I used to live in India. I taught at a school there with my husband, and my eldest daughter was born while we lived there. The pace of life was less hectic, we were a lot less stressed and we had loads of friends. We never argued with each other, and never had disagreements with work colleagues. The surroundings were beautiful and we had no issues with pollution, or water supply, or bills. The weather was always sunny, but not too hot. Hang on a minute - was it really that good? We're going back for a holiday this summer, which I think is a really good idea because we've started to look back with rose-tinted spectacles, remembering only the good times, and are beginning to think about working abroad again. Which wouldn't necessarily be a bad thing, but it will do us good to be reminded of some of the frustrations and difficulties of living in India before we go any further down that path.

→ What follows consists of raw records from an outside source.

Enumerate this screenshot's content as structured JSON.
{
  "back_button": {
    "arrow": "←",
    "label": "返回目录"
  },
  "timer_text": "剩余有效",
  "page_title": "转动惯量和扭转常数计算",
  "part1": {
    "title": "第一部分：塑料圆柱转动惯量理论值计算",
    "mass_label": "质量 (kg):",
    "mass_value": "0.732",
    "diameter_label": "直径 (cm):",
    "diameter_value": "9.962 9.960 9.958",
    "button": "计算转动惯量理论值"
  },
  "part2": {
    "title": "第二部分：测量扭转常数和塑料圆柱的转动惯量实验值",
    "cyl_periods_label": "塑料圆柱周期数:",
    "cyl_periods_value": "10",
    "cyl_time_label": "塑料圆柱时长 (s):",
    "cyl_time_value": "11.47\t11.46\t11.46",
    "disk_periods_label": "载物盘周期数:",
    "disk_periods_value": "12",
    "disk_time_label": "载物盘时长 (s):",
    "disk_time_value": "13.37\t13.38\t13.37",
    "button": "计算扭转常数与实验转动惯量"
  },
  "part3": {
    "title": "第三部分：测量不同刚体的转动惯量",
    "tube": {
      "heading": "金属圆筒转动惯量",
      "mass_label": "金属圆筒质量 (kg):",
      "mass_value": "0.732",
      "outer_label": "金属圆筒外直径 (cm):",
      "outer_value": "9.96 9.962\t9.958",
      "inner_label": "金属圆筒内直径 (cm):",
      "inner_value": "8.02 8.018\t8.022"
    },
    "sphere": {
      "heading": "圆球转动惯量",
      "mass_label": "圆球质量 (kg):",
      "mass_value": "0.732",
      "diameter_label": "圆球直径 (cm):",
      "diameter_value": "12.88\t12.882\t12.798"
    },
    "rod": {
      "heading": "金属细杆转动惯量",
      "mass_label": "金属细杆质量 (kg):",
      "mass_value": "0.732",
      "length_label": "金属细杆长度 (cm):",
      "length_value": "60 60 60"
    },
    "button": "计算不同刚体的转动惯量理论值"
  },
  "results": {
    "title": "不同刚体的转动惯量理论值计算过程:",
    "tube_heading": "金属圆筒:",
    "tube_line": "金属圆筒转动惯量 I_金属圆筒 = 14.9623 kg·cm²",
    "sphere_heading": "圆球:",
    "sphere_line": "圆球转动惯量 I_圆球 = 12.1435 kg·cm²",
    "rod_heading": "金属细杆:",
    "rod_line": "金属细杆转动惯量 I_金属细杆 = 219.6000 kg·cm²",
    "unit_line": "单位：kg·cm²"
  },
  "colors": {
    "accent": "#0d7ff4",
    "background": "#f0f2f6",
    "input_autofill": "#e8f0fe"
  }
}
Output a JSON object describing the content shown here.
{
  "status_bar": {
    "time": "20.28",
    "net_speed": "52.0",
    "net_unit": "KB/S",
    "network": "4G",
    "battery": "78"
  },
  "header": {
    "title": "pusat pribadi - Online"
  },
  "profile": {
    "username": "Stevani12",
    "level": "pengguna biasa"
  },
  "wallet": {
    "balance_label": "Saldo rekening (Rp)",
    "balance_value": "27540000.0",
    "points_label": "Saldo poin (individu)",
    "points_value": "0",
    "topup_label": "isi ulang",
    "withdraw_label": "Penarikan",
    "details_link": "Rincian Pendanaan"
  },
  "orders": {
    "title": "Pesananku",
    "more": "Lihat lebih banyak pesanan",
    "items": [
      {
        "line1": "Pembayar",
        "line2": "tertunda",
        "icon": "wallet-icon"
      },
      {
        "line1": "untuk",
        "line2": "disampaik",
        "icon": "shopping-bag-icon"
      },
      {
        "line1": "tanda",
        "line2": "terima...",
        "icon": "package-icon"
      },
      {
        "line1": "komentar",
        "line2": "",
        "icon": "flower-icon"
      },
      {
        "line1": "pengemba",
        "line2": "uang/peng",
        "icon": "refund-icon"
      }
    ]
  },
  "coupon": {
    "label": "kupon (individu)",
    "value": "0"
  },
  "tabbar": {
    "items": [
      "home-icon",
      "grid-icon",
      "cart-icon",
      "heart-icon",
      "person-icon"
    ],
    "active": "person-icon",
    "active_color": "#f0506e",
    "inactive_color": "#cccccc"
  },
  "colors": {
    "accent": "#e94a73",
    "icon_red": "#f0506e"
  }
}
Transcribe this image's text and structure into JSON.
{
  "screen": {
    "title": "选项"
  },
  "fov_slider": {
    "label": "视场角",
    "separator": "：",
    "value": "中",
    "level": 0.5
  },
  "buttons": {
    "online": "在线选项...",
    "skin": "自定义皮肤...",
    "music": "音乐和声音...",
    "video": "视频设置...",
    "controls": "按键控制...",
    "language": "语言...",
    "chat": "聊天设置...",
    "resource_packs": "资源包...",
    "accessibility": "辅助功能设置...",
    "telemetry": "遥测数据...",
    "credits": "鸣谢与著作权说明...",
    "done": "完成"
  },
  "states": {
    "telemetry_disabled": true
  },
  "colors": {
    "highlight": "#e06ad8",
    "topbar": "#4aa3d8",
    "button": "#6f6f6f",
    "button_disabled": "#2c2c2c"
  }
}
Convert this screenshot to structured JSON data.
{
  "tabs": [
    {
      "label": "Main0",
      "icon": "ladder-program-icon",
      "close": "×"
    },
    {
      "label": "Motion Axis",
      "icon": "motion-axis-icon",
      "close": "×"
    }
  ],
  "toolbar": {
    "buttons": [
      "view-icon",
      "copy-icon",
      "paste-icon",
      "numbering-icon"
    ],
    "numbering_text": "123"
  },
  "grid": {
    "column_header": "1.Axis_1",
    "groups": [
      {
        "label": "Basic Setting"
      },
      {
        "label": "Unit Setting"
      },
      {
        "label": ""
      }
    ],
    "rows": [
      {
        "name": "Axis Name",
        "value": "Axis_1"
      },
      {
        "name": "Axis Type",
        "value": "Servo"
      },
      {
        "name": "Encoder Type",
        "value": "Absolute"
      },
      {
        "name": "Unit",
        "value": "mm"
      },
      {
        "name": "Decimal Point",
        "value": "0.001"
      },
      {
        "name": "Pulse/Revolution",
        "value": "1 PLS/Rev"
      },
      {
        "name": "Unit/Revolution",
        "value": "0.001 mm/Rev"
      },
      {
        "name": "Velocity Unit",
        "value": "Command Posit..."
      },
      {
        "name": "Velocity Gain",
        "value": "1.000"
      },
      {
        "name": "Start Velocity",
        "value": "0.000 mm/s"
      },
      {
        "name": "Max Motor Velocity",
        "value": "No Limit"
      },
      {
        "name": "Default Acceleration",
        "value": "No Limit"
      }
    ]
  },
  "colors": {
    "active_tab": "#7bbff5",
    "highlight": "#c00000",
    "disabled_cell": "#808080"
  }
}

My point here is that we all, at times, look back on the past as being some kind of golden age. Maybe not our own childhood, but we can all imagine a time when things were better, and the phrases "When we were kids..." and "It never did me any harm..." are commonplace among parents. And the Government too it seems. Michael Gove, the secretary of state for education has now announced that he would like a return to O-Levels, qualifications that were scrapped when I was just starting secondary school. If change is needed to our education system (although I'm not convinced that such radical changes are needed) then surely we should be looking at moving forwards, not back to something that was deemed to be outdated in the 1980s. Mr Gove seems to be under the impression that a return to the way things were done when my parents were at school will better equip our children to live in the 21st century. That's right, a system that educated children to live and work in the 1960s and 70s, to be reintroduced today. Hmm.
If we want our children to succeed in the system that the Government imposes on them, then we will have to roll with the changes, and attempt to keep up to date with the methods and strategies that Gove sees fit to introduce. Progress and change are not bad or scary words but Gove has me in a tizzy at the moment - what on earth will he come out with next? At the end of the day spending time with my children and taking an interest in what they are doing (whatever that is!) at each stage of their education is the best way to help and support them and that's what I'll continue to do, whether that be learning Latin with them, or helping them to revise for their O-Levels.